“Reviewing in the Internet Age” was the topic of a panel discussion at the Ohioana Book Festival earlier this month. Strangely, none of the four book critics who served as panelists could cogently address the Internet Age, because they seemed desperately devoted to newsprint for their livelihoods. One critic held up a section of newspaper as a visual aid, perhaps realizing that some of us have nearly forgotten what a broadsheet looks like. The inclusion of at least one speaker who advocated the Web as a news medium would have given the discussion more critical merit. Most of the audience was over forty, but not everyone shared the reviewers’ shallow perspectives.
The weary gatekeepers are convinced the reading public should prefer to be exposed only to what book critics and their newspaper section editors consider valuable opinions. Evenhanded Mark Glaser, who writes the MediaShift blog for PBS, confesses his love-hate relationship with print and acknowledges that older people don’t seem to consider the viability of print newspapers open to debate:
They like the idea that a team of well paid editors are sitting in a room — formerly smoke-filled — arguing over which stories should make print, should make the front page, should get their attention. While they might well be smart enough to make their own decisions on which story is important each day, they are fine with outsourcing that decision to someone else.
Oprah Winfrey began sharing her favorite books with viewers of her daytime television show in 1996, and Oprah’s Book Club also has a website. She doesn’t affect the role of a critic, yet her enthusiasm has an uncanny and well documented influence. As the freelance writer Jane Elliott recognizes:
…draw[ing] unapologetically on one person’s taste, the Oprah list doesn’t reflect a consistent standard of literary merit. Rather, it records exactly the sort of meandering path many habitual readers take through the landscape of the literary.
Many users of digital media enjoy the idea of discovering talent and excellence through unconventional and unrestricted channels. They’re confident of the recommendations of others who share their peculiar tastes and of their ability to connect with those individuals online. A couple of generations taught to abhor discrimination now feel as entitled to their “amateur” opinions about art and literature as they are to their religious leaders’ interpretation of scriptures. Increasing use of the Internet has meant more traffic for literary weblogs, or litblogs.
Those who don’t trust their own ability to think critically—or who lack the time, patience, or technical aptitude to sift through the multitude of blogs, online reviews of independently published books, and viral videos—can always enjoy their regularly scheduled TV programming and slowly shrinking newspapers while dozing in their living room recliners. They’ll still catch a few highlights of what they’re missing, because broadcast and print media have already begun to source the Web.

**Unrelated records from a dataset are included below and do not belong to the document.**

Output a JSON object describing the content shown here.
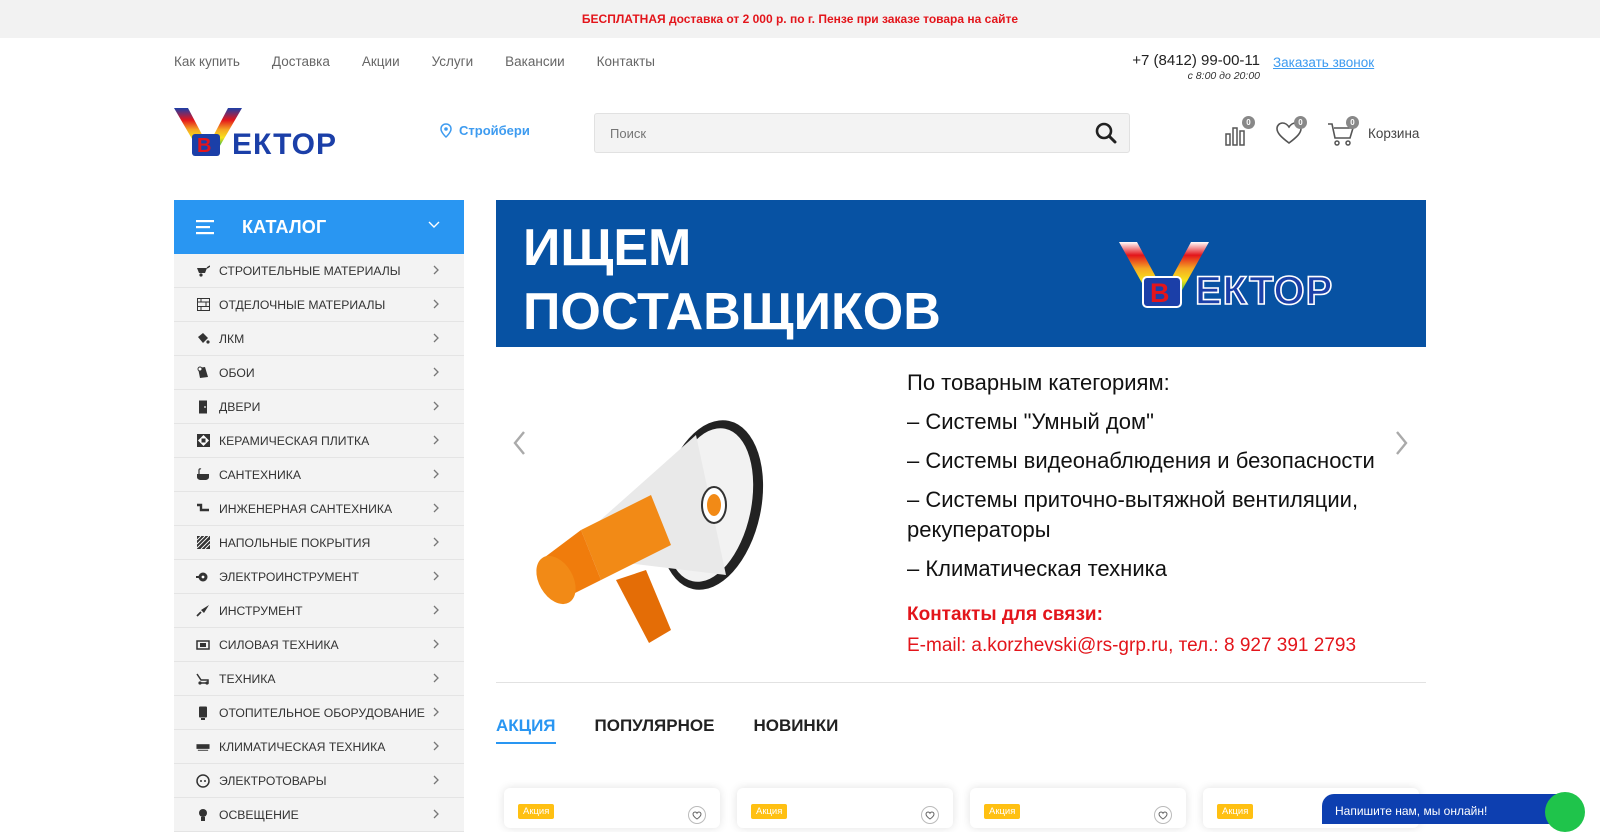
{
  "topbar": {
    "promo": "БЕСПЛАТНАЯ доставка от 2 000 р. по г. Пензе при заказе товара на сайте"
  },
  "nav": {
    "links": [
      "Как купить",
      "Доставка",
      "Акции",
      "Услуги",
      "Вакансии",
      "Контакты"
    ],
    "phone": "+7 (8412) 99-00-11",
    "hours": "с 8:00 до 20:00",
    "callback": "Заказать звонок"
  },
  "header": {
    "location": "Стройбери",
    "search_placeholder": "Поиск",
    "compare_count": "0",
    "favorites_count": "0",
    "cart_count": "0",
    "cart_label": "Корзина"
  },
  "catalog": {
    "title": "КАТАЛОГ",
    "items": [
      "СТРОИТЕЛЬНЫЕ МАТЕРИАЛЫ",
      "ОТДЕЛОЧНЫЕ МАТЕРИАЛЫ",
      "ЛКМ",
      "ОБОИ",
      "ДВЕРИ",
      "КЕРАМИЧЕСКАЯ ПЛИТКА",
      "САНТЕХНИКА",
      "ИНЖЕНЕРНАЯ САНТЕХНИКА",
      "НАПОЛЬНЫЕ ПОКРЫТИЯ",
      "ЭЛЕКТРОИНСТРУМЕНТ",
      "ИНСТРУМЕНТ",
      "СИЛОВАЯ ТЕХНИКА",
      "ТЕХНИКА",
      "ОТОПИТЕЛЬНОЕ ОБОРУДОВАНИЕ",
      "КЛИМАТИЧЕСКАЯ ТЕХНИКА",
      "ЭЛЕКТРОТОВАРЫ",
      "ОСВЕЩЕНИЕ"
    ]
  },
  "banner": {
    "title_line1": "ИЩЕМ",
    "title_line2": "ПОСТАВЩИКОВ",
    "lines": [
      "По товарным категориям:",
      "– Системы \"Умный дом\"",
      "– Системы видеонаблюдения и безопасности",
      "– Системы приточно-вытяжной вентиляции, рекуператоры",
      "– Климатическая техника"
    ],
    "contacts_heading": "Контакты для связи:",
    "contacts_line": "E-mail: a.korzhevski@rs-grp.ru, тел.: 8 927 391 2793"
  },
  "tabs": [
    "АКЦИЯ",
    "ПОПУЛЯРНОЕ",
    "НОВИНКИ"
  ],
  "cards": {
    "badge": "Акция"
  },
  "chat": {
    "label": "Напишите нам, мы онлайн!"
  },
  "colors": {
    "accent": "#2996f2",
    "promo": "#e3151b",
    "banner": "#0752a3",
    "sale": "#ffc012"
  }
}
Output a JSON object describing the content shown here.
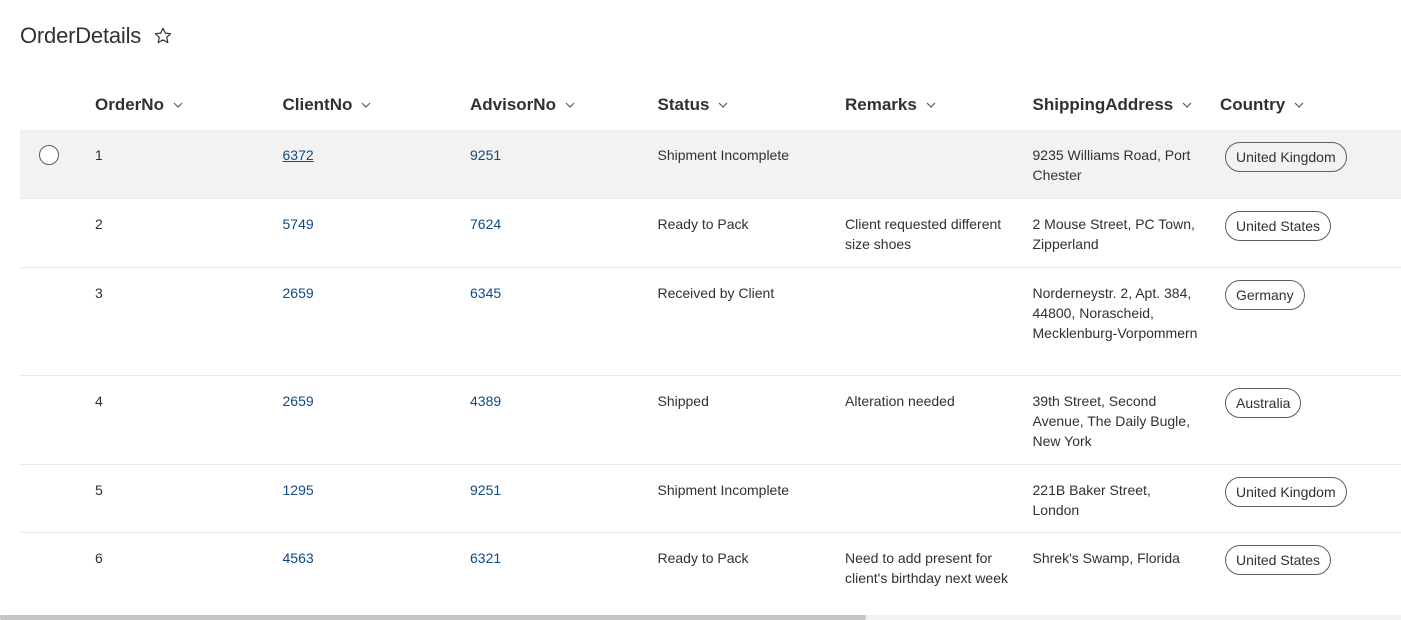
{
  "page": {
    "title": "OrderDetails",
    "favorite_icon": "star-outline-icon"
  },
  "columns": [
    {
      "key": "OrderNo",
      "label": "OrderNo",
      "icon": "chevron-down-icon"
    },
    {
      "key": "ClientNo",
      "label": "ClientNo",
      "icon": "chevron-down-icon"
    },
    {
      "key": "AdvisorNo",
      "label": "AdvisorNo",
      "icon": "chevron-down-icon"
    },
    {
      "key": "Status",
      "label": "Status",
      "icon": "chevron-down-icon"
    },
    {
      "key": "Remarks",
      "label": "Remarks",
      "icon": "chevron-down-icon"
    },
    {
      "key": "ShippingAddress",
      "label": "ShippingAddress",
      "icon": "chevron-down-icon"
    },
    {
      "key": "Country",
      "label": "Country",
      "icon": "chevron-down-icon"
    }
  ],
  "rows": [
    {
      "order_no": "1",
      "client_no": "6372",
      "advisor_no": "9251",
      "status": "Shipment Incomplete",
      "remarks": "",
      "shipping_address": "9235 Williams Road, Port Chester",
      "country": "United Kingdom",
      "hovered": true
    },
    {
      "order_no": "2",
      "client_no": "5749",
      "advisor_no": "7624",
      "status": "Ready to Pack",
      "remarks": "Client requested different size shoes",
      "shipping_address": "2 Mouse Street, PC Town, Zipperland",
      "country": "United States",
      "hovered": false
    },
    {
      "order_no": "3",
      "client_no": "2659",
      "advisor_no": "6345",
      "status": "Received by Client",
      "remarks": "",
      "shipping_address": "Norderneystr. 2, Apt. 384, 44800, Norascheid, Mecklenburg-Vorpommern",
      "country": "Germany",
      "hovered": false
    },
    {
      "order_no": "4",
      "client_no": "2659",
      "advisor_no": "4389",
      "status": "Shipped",
      "remarks": "Alteration needed",
      "shipping_address": "39th Street, Second Avenue, The Daily Bugle, New York",
      "country": "Australia",
      "hovered": false
    },
    {
      "order_no": "5",
      "client_no": "1295",
      "advisor_no": "9251",
      "status": "Shipment Incomplete",
      "remarks": "",
      "shipping_address": "221B Baker Street, London",
      "country": "United Kingdom",
      "hovered": false
    },
    {
      "order_no": "6",
      "client_no": "4563",
      "advisor_no": "6321",
      "status": "Ready to Pack",
      "remarks": "Need to add present for client's birthday next week",
      "shipping_address": "Shrek's Swamp, Florida",
      "country": "United States",
      "hovered": false
    }
  ],
  "scroll": {
    "horizontal_position_fraction": 0.0,
    "visible_fraction": 0.62
  },
  "colors": {
    "link": "#0f4a85",
    "row_hover": "#f3f2f1",
    "text": "#323130"
  }
}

The timid among critics will remain skeptical, wearing their disdain for the Internet like a class ring, insensible to the irony irreverently described by Douglas Adams, creator of The Hitchhiker’s Guide to the Galaxy:
…anything that gets invented after you’re thirty is against the natural order of things and the beginning of the end of civilisation as we know it until it’s been around for about ten years when it gradually turns out to be alright really.
The Sunday Times, August 29, 1999
Those who believe they have ten more years to become acclimated to the Internet Age might do well to note Garrick Davis’s experience:
When I founded the Contemporary Poetry Review in 1998, “electronic magazines” were not fashionable. In fact, the whole genre was considered to be, if not disreputable, then certainly distasteful—an enterprise not easily distinguished from the various “vanity presses” and poetry associations that exist for the sake of collecting membership dues from innocent and aspiring poets. Established poets did not submit their work to such journals, and academics frowned upon them as neither popular nor peer-reviewed.
Five years later that situation has changed, and remarkably so. In the world of literature, electronic magazines are vastly more popular than their print counterparts in the terms which matter most: readership. (The largest print journal of its kind in America, Poetry, has 11,000 monthly subscribers; ten times that number visit the website, Poetry Daily, every day. And what of the critical magazine? The Criterion, at the height of T.S. Eliot’s fame, had 700 subscribers. For the Contemporary Poetry Review, that is a day’s audience—and it doubles each year.) There is, suddenly, an audience for poetry and criticism that is much larger than anyone had dared to imagine.
You’ll find the Contemporary Poetry Review listed among the many online sources of book reviews on a new page of Treated & Released: Book Reviewers. Included is a category for reviewers of books that are self-published or print-on-demand.
The Web’s amplitude challenges our ability to find what we’re seeking precisely because it’s probably there to be found. The most astute and undaunted literary critics are, as befits their roles, risking ridicule by plunging into and invigorating this accessible, complex, and influential not-so-new medium.
Part 1: Online social networking for authors
Part 2: Special online social networks for authors
Part 3: Managing your online identities
Part 4: Launching a book’s website
Part 5: Starting an author’s blog